» EXERCISE DESCRIPTION: Copy out every record precisely.

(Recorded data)

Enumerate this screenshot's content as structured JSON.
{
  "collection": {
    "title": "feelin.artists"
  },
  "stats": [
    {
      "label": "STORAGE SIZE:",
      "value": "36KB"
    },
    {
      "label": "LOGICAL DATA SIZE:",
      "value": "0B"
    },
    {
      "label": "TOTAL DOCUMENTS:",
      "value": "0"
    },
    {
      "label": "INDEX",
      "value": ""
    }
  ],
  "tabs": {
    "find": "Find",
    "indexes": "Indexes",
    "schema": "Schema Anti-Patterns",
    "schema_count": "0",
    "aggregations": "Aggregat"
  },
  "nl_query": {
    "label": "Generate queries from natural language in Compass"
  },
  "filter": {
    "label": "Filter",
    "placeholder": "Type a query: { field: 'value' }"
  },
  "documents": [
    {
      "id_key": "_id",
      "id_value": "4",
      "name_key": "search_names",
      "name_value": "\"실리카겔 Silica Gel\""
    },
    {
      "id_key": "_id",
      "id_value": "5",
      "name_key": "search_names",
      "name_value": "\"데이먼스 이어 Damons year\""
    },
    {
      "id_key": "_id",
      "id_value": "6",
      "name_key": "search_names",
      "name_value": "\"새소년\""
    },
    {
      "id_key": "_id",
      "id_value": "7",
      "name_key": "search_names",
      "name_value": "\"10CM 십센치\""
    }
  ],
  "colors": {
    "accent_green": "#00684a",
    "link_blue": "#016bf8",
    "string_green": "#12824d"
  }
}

» SOLVED PROBLEM:
Enumerate this screenshot's content as structured JSON.
{
  "collection": {
    "title": "feelin.artists"
  },
  "stats": [
    {
      "label": "STORAGE SIZE:",
      "value": "36KB"
    },
    {
      "label": "LOGICAL DATA SIZE:",
      "value": "0B"
    },
    {
      "label": "TOTAL DOCUMENTS:",
      "value": "0"
    },
    {
      "label": "INDEX",
      "value": ""
    }
  ],
  "tabs": {
    "find": "Find",
    "indexes": "Indexes",
    "schema": "Schema Anti-Patterns",
    "schema_count": "0",
    "aggregations": "Aggregat"
  },
  "nl_query": {
    "label": "Generate queries from natural language in Compass"
  },
  "filter": {
    "label": "Filter",
    "placeholder": "Type a query: { field: 'value' }"
  },
  "documents": [
    {
      "id_key": "_id",
      "id_value": "4",
      "name_key": "search_names",
      "name_value": "\"실리카겔 Silica Gel\""
    },
    {
      "id_key": "_id",
      "id_value": "5",
      "name_key": "search_names",
      "name_value": "\"데이먼스 이어 Damons year\""
    },
    {
      "id_key": "_id",
      "id_value": "6",
      "name_key": "search_names",
      "name_value": "\"새소년\""
    },
    {
      "id_key": "_id",
      "id_value": "7",
      "name_key": "search_names",
      "name_value": "\"10CM 십센치\""
    }
  ],
  "colors": {
    "accent_green": "#00684a",
    "link_blue": "#016bf8",
    "string_green": "#12824d"
  }
}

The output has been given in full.